if we dont declare the instance variable as volatile, i know thread will keep the local copy for some time.Ultimately tey are written to main memory. But at what point of time they are wriitten to main memory? is there any specification for that or its jvm dependant?
The simple inaccurate answer is after every write they are written to main memory.
The real answer is ...
volatile doesn't guarantee to write to main memory at all , it doesn't have to and actually guarantees a lot more.
Strictly volatile guarantees that a volatile write will "happen before" any subsequent volatile read and this covers a wide range of possible issues of which caching is one.
I know thread will keep the local copy for some time
it may (appear) to keep it forever or not at all, there is a tendency to think of volatiles resulting in mem barrier / fence like instructions but its not always the case and this is a gross simplification.
A write to main memory is considered expensive so the JVM is free to perform any optimisation to prevent it as long as it maintains the rules of the Java memory model.
If the JVM can guarantee the write can never be observed by another thread it doesn't have to publish it, volatile in theory can be free.
CPU's don't have to communicate via main memory they can also in some cases look into or invalidate each others caches , if the JVM knows that cache snooping would guarantee the java memory model (effectively the memory ordering guarantees of the processor) it wouldn't force a main memory write.

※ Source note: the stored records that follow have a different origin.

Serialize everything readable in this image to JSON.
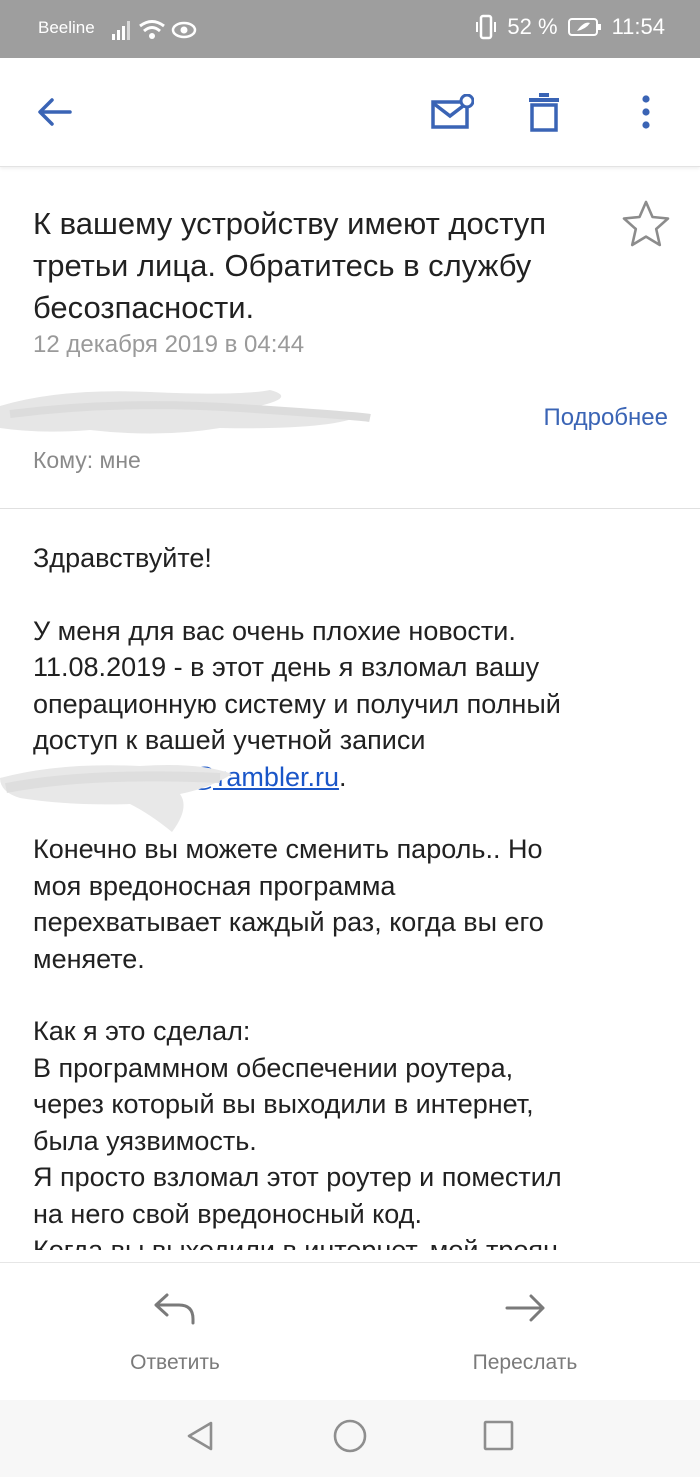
{
  "status_bar": {
    "carrier": "Beeline",
    "battery": "52 %",
    "time": "11:54"
  },
  "toolbar": {
    "back_icon": "arrow-left-icon",
    "mark_icon": "mail-mark-icon",
    "delete_icon": "trash-icon",
    "more_icon": "more-vert-icon"
  },
  "message": {
    "subject": "К вашему устройству имеют доступ третьи лица. Обратитесь в службу бесозпасности.",
    "date": "12 декабря 2019 в 04:44",
    "details_label": "Подробнее",
    "to_line": "Кому: мне",
    "greeting": "Здравствуйте!",
    "p1_lines": [
      "У меня для вас очень плохие новости.",
      "11.08.2019 - в этот день я взломал вашу",
      "операционную систему и получил полный",
      "доступ к вашей учетной записи"
    ],
    "email_visible": "2@rambler.ru",
    "email_suffix": ".",
    "p2_lines": [
      "Конечно вы можете сменить пароль.. Но",
      "моя вредоносная программа",
      "перехватывает каждый раз, когда вы его",
      "меняете."
    ],
    "p3_lines": [
      "Как я это сделал:",
      "В программном обеспечении роутера,",
      "через который вы выходили в интернет,",
      "была уязвимость.",
      "Я просто взломал этот роутер и поместил",
      "на него свой вредоносный код.",
      "Когда вы выходили в интернет, мой троян"
    ]
  },
  "actions": {
    "reply_label": "Ответить",
    "forward_label": "Переслать"
  },
  "colors": {
    "accent": "#3a64b5",
    "status_bar": "#9e9e9e"
  }
}
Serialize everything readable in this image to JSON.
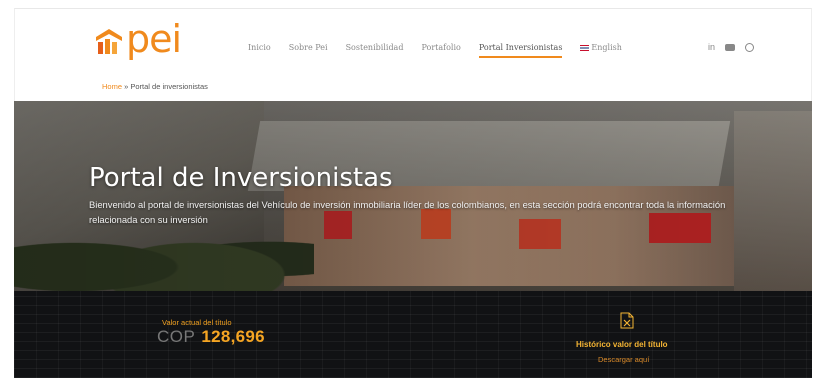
{
  "brand": {
    "logo_text": "pei",
    "accent": "#f08a1d"
  },
  "nav": {
    "items": [
      {
        "label": "Inicio",
        "active": false
      },
      {
        "label": "Sobre Pei",
        "active": false
      },
      {
        "label": "Sostenibilidad",
        "active": false
      },
      {
        "label": "Portafolio",
        "active": false
      },
      {
        "label": "Portal Inversionistas",
        "active": true
      },
      {
        "label": "English",
        "active": false
      }
    ],
    "social": {
      "linkedin": "in"
    }
  },
  "breadcrumb": {
    "home": "Home",
    "separator": "»",
    "current": "Portal de inversionistas"
  },
  "hero": {
    "title": "Portal de Inversionistas",
    "description": "Bienvenido al portal de inversionistas del Vehículo de inversión inmobiliaria líder de los colombianos, en esta sección podrá encontrar toda la información relacionada con su inversión"
  },
  "stats": {
    "value_label": "Valor actual del título",
    "currency": "COP",
    "value": "128,696",
    "history_label": "Histórico valor del título",
    "download_label": "Descargar aquí"
  }
}
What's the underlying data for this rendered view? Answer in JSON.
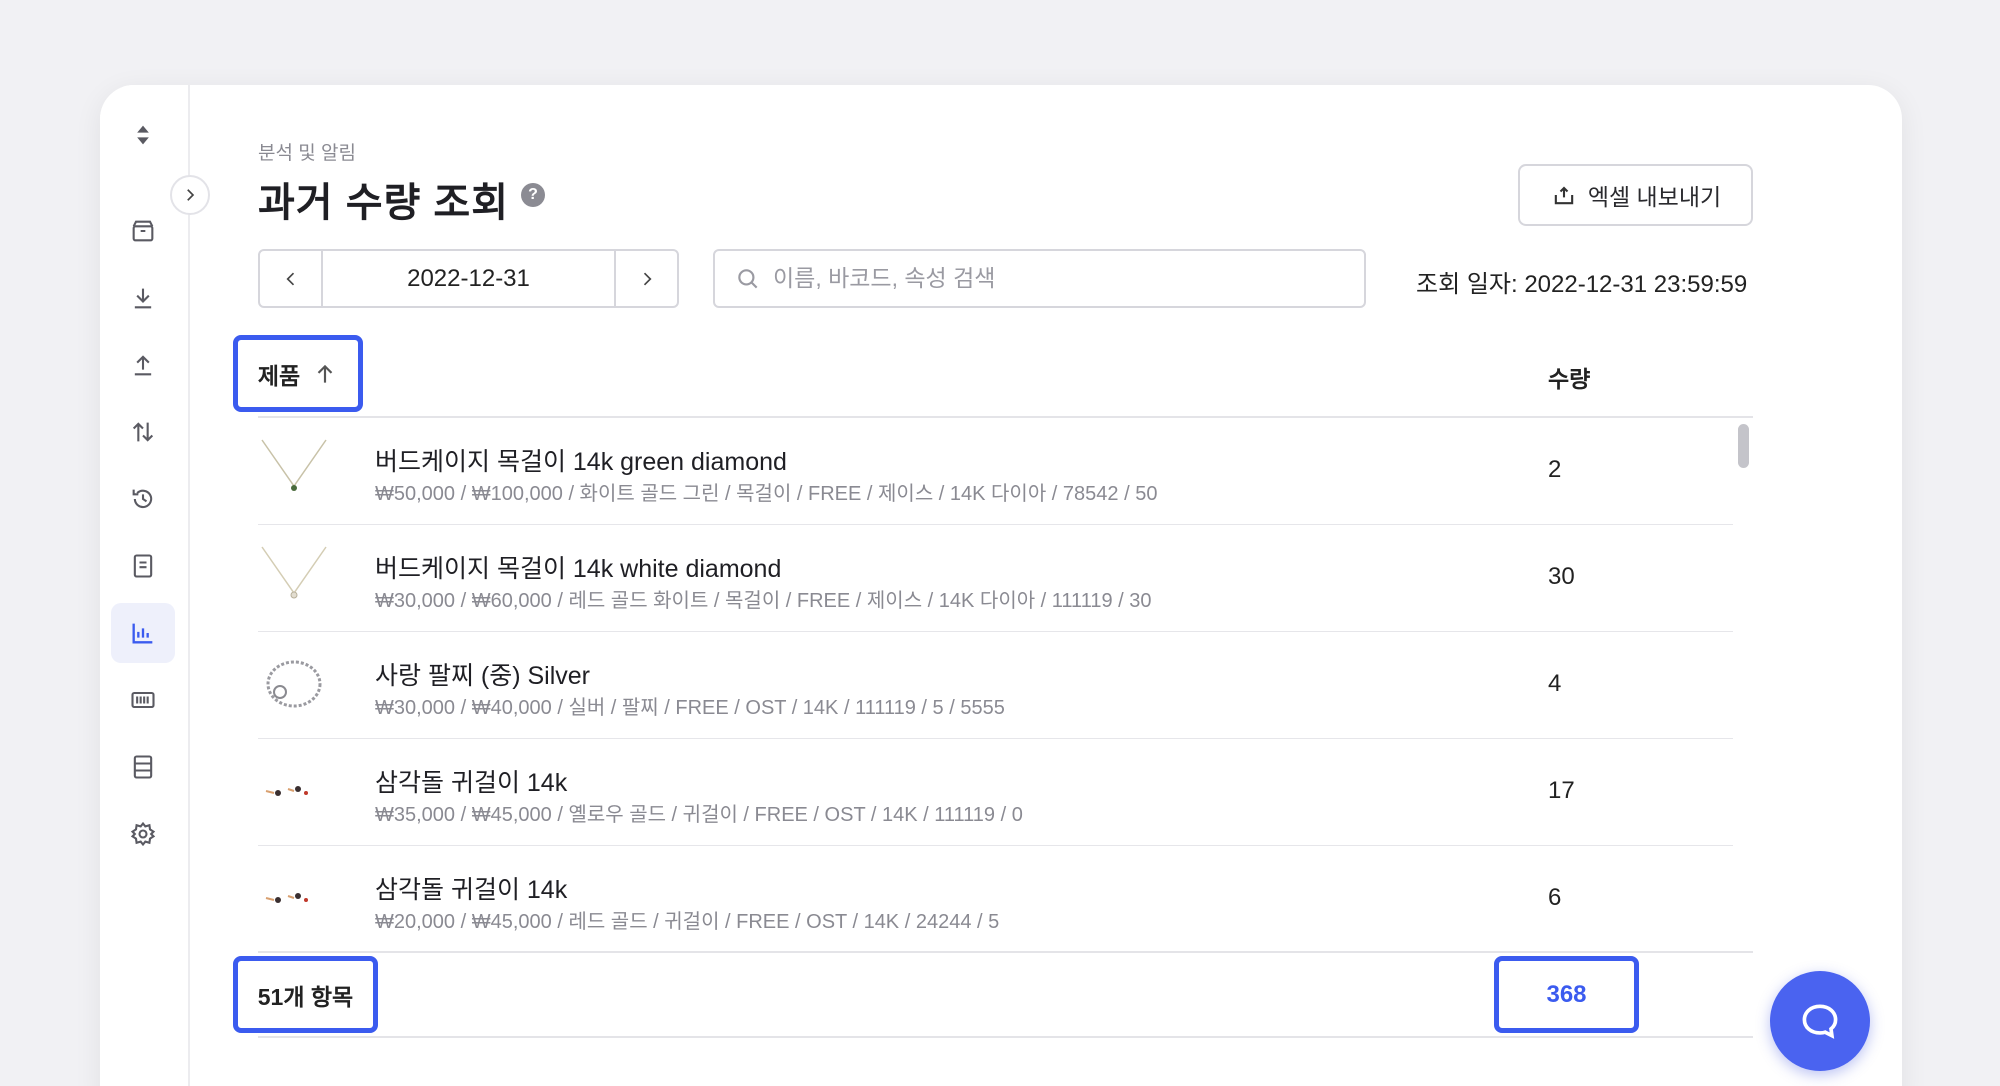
{
  "breadcrumb": "분석 및 알림",
  "page_title": "과거 수량 조회",
  "export_label": "엑셀 내보내기",
  "date_selector": {
    "value": "2022-12-31"
  },
  "search": {
    "placeholder": "이름, 바코드, 속성 검색"
  },
  "query_date": "조회 일자: 2022-12-31 23:59:59",
  "table": {
    "col_product": "제품",
    "col_quantity": "수량",
    "rows": [
      {
        "name": "버드케이지 목걸이 14k green diamond",
        "meta": "₩50,000 / ₩100,000 / 화이트 골드 그린 / 목걸이 / FREE / 제이스 / 14K 다이아 / 78542 / 50",
        "qty": "2",
        "thumb": "necklace-green"
      },
      {
        "name": "버드케이지 목걸이 14k white diamond",
        "meta": "₩30,000 / ₩60,000 / 레드 골드 화이트 / 목걸이 / FREE / 제이스 / 14K 다이아 / 111119 / 30",
        "qty": "30",
        "thumb": "necklace-white"
      },
      {
        "name": "사랑 팔찌 (중) Silver",
        "meta": "₩30,000 / ₩40,000 / 실버 / 팔찌 / FREE / OST / 14K / 111119 / 5 / 5555",
        "qty": "4",
        "thumb": "bracelet"
      },
      {
        "name": "삼각돌 귀걸이 14k",
        "meta": "₩35,000 / ₩45,000 / 옐로우 골드 / 귀걸이 / FREE / OST / 14K / 111119 / 0",
        "qty": "17",
        "thumb": "earrings"
      },
      {
        "name": "삼각돌 귀걸이 14k",
        "meta": "₩20,000 / ₩45,000 / 레드 골드 / 귀걸이 / FREE / OST / 14K / 24244 / 5",
        "qty": "6",
        "thumb": "earrings"
      }
    ]
  },
  "footer": {
    "item_count": "51개 항목",
    "total_quantity": "368"
  },
  "sidebar_icons": [
    "sort-updown-icon",
    "box-icon",
    "download-icon",
    "upload-icon",
    "transfer-icon",
    "history-icon",
    "document-icon",
    "chart-icon",
    "barcode-icon",
    "database-icon",
    "settings-icon"
  ],
  "colors": {
    "accent": "#3b5bef",
    "chat": "#4a63f0"
  }
}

CPU's publish nice tables of how stores and loads can be reordered or not.
volatile also potentially removes some compiler / JVM optimisations as necessary whose effect might appear as caching ..
... in this case it will appear as if done is cached infinitely, volatile prevents this optimisation also Terracotta for instance can use I believe a volatile write to maintain memory consistency across remote JVM's i.e your volatile write causes an IP communication in that case.
So the best answer is forget about how it does it and only in terms what it guarantees .
If you need a better or more formal answer please read this ...